**Exercise directions:** Through to the final line, write out the records below exactly, omitting any images they contain.
==== Exercise materials
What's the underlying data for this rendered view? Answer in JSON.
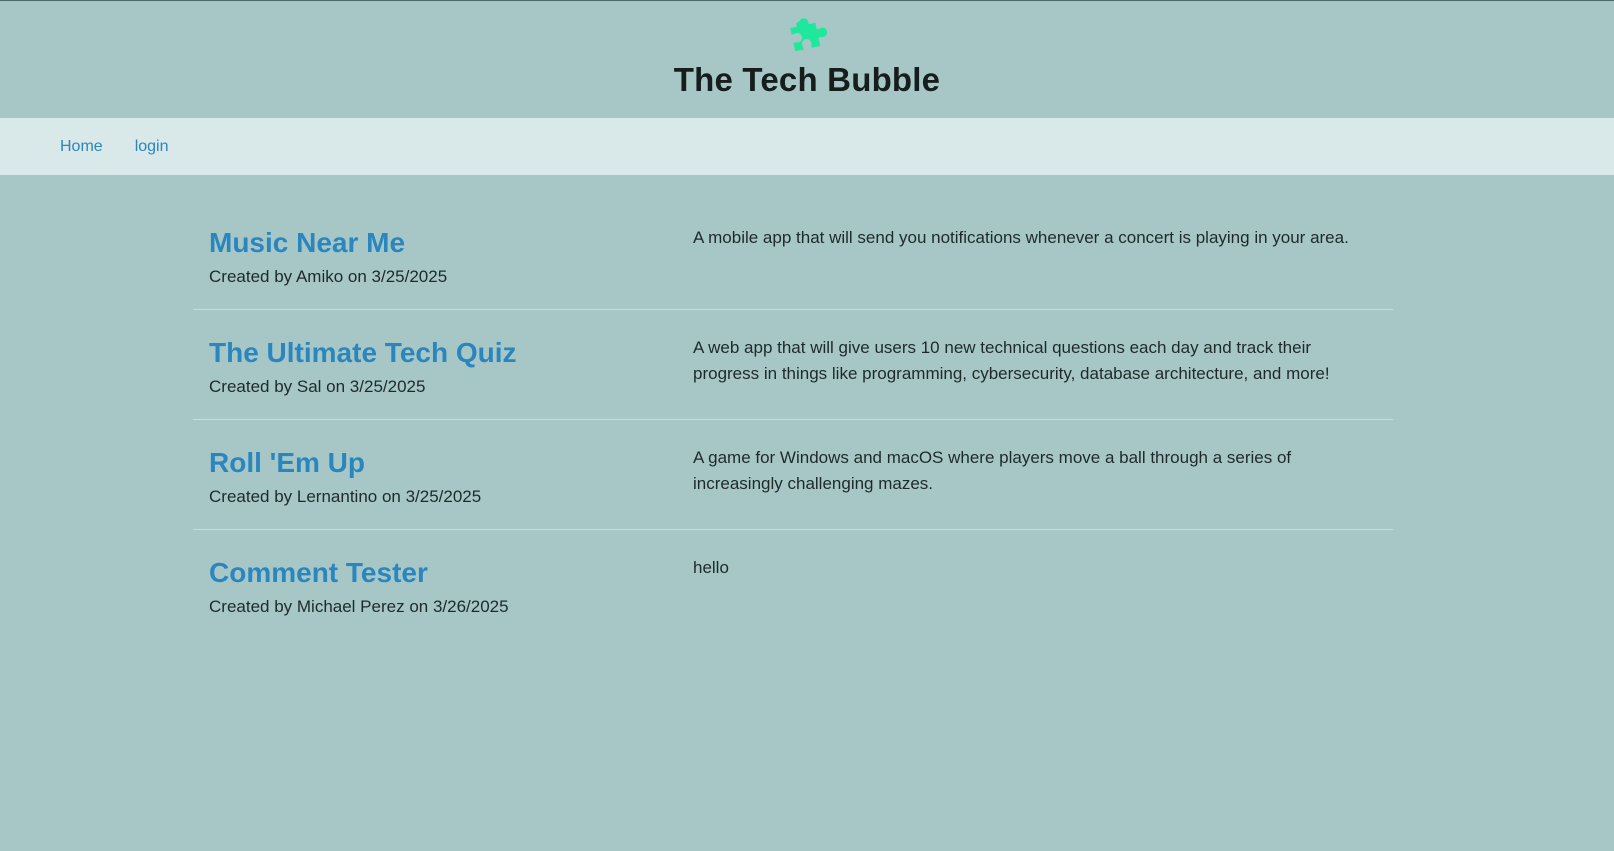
{
  "header": {
    "logo_icon": "puzzle-piece-icon",
    "logo_color": "#1fe79b",
    "title": "The Tech Bubble"
  },
  "nav": {
    "home_label": "Home",
    "login_label": "login"
  },
  "projects": [
    {
      "title": "Music Near Me",
      "meta": "Created by Amiko on 3/25/2025",
      "description": "A mobile app that will send you notifications whenever a concert is playing in your area."
    },
    {
      "title": "The Ultimate Tech Quiz",
      "meta": "Created by Sal on 3/25/2025",
      "description": "A web app that will give users 10 new technical questions each day and track their progress in things like programming, cybersecurity, database architecture, and more!"
    },
    {
      "title": "Roll 'Em Up",
      "meta": "Created by Lernantino on 3/25/2025",
      "description": "A game for Windows and macOS where players move a ball through a series of increasingly challenging mazes."
    },
    {
      "title": "Comment Tester",
      "meta": "Created by Michael Perez on 3/26/2025",
      "description": "hello"
    }
  ],
  "colors": {
    "background": "#a7c7c7",
    "nav_background": "#d9e8e8",
    "link": "#2b86be"
  }
}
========
**Task solution:**
What's the underlying data for this rendered view? Answer in JSON.
{
  "header": {
    "logo_icon": "puzzle-piece-icon",
    "logo_color": "#1fe79b",
    "title": "The Tech Bubble"
  },
  "nav": {
    "home_label": "Home",
    "login_label": "login"
  },
  "projects": [
    {
      "title": "Music Near Me",
      "meta": "Created by Amiko on 3/25/2025",
      "description": "A mobile app that will send you notifications whenever a concert is playing in your area."
    },
    {
      "title": "The Ultimate Tech Quiz",
      "meta": "Created by Sal on 3/25/2025",
      "description": "A web app that will give users 10 new technical questions each day and track their progress in things like programming, cybersecurity, database architecture, and more!"
    },
    {
      "title": "Roll 'Em Up",
      "meta": "Created by Lernantino on 3/25/2025",
      "description": "A game for Windows and macOS where players move a ball through a series of increasingly challenging mazes."
    },
    {
      "title": "Comment Tester",
      "meta": "Created by Michael Perez on 3/26/2025",
      "description": "hello"
    }
  ],
  "colors": {
    "background": "#a7c7c7",
    "nav_background": "#d9e8e8",
    "link": "#2b86be"
  }
}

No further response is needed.